And they put Pollen Sap on half [1/2] the hives, and then fed that Sap Pollen to the other ones. And they said, Wow, we didn’t see any benefit to doing this. And I said, I can’t believe that. So, I looked at their raw data, and what they showed was the number of square inches of the Mat Trap, which was like five  pounds a week from those hives. About fifty percent [50%] of the pollen that comes in gets trapped. So that means that bees are bring ten  pounds of pollen a week. Even if you trap half [1/2] of it away, that’s not a pollen deficient colony to a California beekeeper. And then they said, how many square inches of pollen? How many square centimeters of pollen they found in the cone, in the pollen deficient ones. And I calculated it out, it made a two  inch band of beebread around every brood colony. This is not what I call Pollen Deficient. A California beekeeper would die for that much pollen deficiency in the late Summer. So, beekeeping is different where I live.
Field Signs Of Adequate Nutrition
When I go to Bee Researching Funding Meetings, I keep getting these beekeepers, Commercial beekeepers that have read about vitellogenin and how important it is in Colony Health. And if you want to see how healthy colonies, you just take the bees and grind them up, and measure them out the amount of vitellogenin. And say, Oh, man, they’re loaded with vitellogenin. You better give them some protein, they will be healthier. They say, Wow, we need a test. Man, we need like one of those pregnancy test kits.
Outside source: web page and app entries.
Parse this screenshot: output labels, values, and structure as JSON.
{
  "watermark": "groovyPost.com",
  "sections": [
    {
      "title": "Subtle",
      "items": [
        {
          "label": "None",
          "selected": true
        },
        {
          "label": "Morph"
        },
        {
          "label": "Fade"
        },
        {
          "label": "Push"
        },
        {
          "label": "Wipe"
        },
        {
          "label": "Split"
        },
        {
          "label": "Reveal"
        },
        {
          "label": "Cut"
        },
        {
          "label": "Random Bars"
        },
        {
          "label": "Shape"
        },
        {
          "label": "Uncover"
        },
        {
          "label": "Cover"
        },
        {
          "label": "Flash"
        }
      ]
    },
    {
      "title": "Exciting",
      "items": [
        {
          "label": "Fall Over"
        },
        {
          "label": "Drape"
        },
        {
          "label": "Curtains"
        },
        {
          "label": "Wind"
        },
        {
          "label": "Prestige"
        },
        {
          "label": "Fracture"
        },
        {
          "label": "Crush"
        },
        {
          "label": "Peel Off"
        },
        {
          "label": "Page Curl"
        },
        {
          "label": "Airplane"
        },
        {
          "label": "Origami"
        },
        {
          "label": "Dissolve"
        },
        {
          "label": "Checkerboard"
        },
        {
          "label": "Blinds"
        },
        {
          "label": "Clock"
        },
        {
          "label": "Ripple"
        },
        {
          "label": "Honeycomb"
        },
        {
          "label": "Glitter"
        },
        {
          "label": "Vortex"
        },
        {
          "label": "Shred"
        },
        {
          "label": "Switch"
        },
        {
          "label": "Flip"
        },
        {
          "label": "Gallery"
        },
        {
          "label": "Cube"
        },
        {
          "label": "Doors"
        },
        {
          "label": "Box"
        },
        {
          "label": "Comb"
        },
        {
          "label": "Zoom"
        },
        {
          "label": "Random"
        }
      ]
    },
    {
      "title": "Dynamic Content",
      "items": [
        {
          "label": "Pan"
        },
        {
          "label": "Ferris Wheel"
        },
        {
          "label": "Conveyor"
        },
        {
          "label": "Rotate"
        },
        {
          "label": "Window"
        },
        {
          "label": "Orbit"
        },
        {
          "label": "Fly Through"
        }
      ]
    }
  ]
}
So, you know, we can crush the bees in a Ziploc bag, and stick the thing in there, and come out, and see whether you have a pink line or a blue line, or whatever. And I said, What are you guys talking about? Let’s go out and pull a frame out of your hive. You don’t need any fancy test, there’s a few ways of telling. Number one , if you’ve got lots of pollen coming in, and it’s mixed colors. If it’s all coming in the same color, it may be deficient. If there’s mixed colors, the bees are probably okay. If they’re wearing Drone Brood, that the first [1st] thing the bees sacrifice. If they are protein deficient, they eat the drone brood and they’ll stop rearing drone brood. If they’re wearing drone brood, there’s no nutritional deficiency there, Nutritional Abundance.
Band Of Pollen
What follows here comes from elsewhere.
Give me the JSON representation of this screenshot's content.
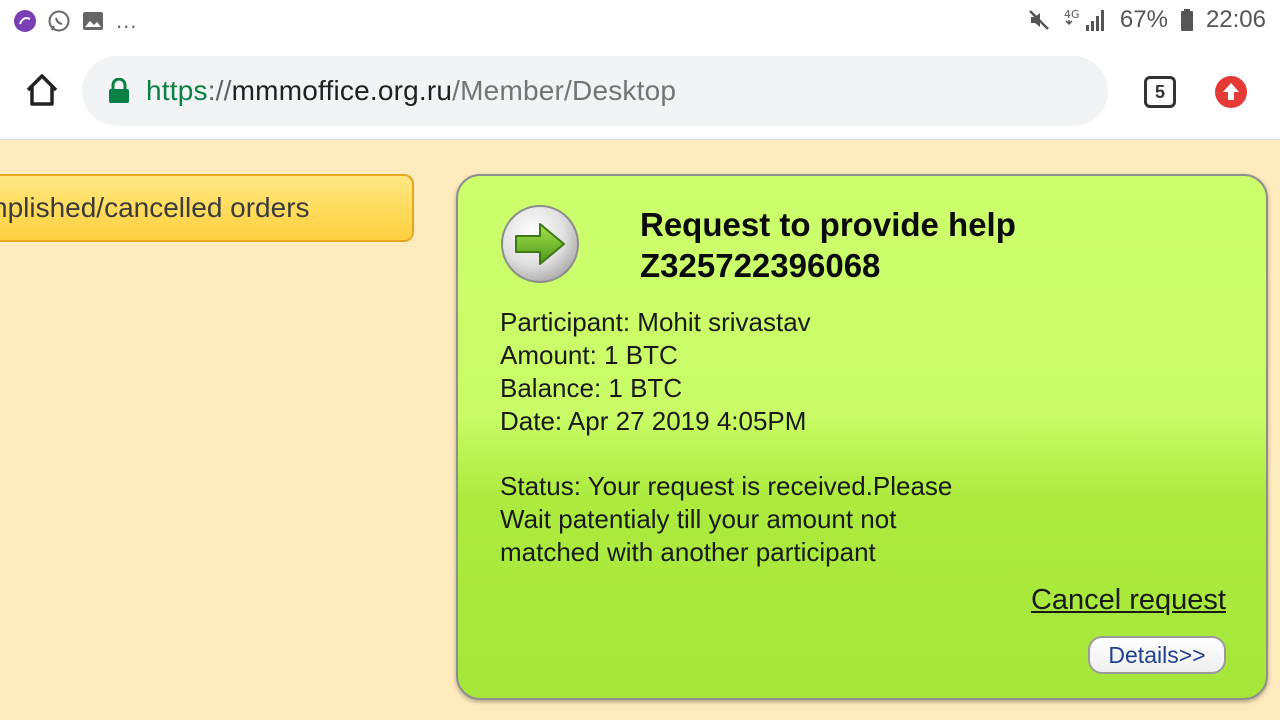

If you’ve got the banded beebread and it’s different colors, that’s generally a good indicator. Honey = Critical Interface – Brood. But the main thing to do is to look back at this interface right here. And look at the amount of “jelly” they’re feeding to the larvae. A really well fed colony will just float every larvae in a big pool of “jelly”. The moment they start going into Protein Deficiency, they’ll start cutting back on that “jelly”. So, here’s some Larvae with plenty of “jelly”. Here’s larvae just tiny dab of “jelly” underneath each one. Enough to keep them alive, but no excess “jelly” at all. That’s your littness [SP] paper right there. It’s real easy to see. It’s not black or white. It’s a gray dation, you can look at how much they’re cutting back.
Here’s larvae swimming in “jelly”. Look, I mean, look at how that “jelly” is. This colony, and we go out to our yards, the first [1st] person out of the truck fires a smoker. While we’re untying the roof, they go to a hive, and they pull out a frame out of the Brood Nest, and we’re waiting to say. It’s looking wet and it’s getting a little dry. That’s what we want to hear. That tells us whether that colony, that yard needs to be fed protein or – or not.
Here’s Dry Brood just sitting, pretty much dry in the bottom of the cells.
Wet Brood Equals Good Nutrition. Wet Brood lots of white “jelly”. Dry Brood very little “jelly” around the larvae. Everybody clear on this?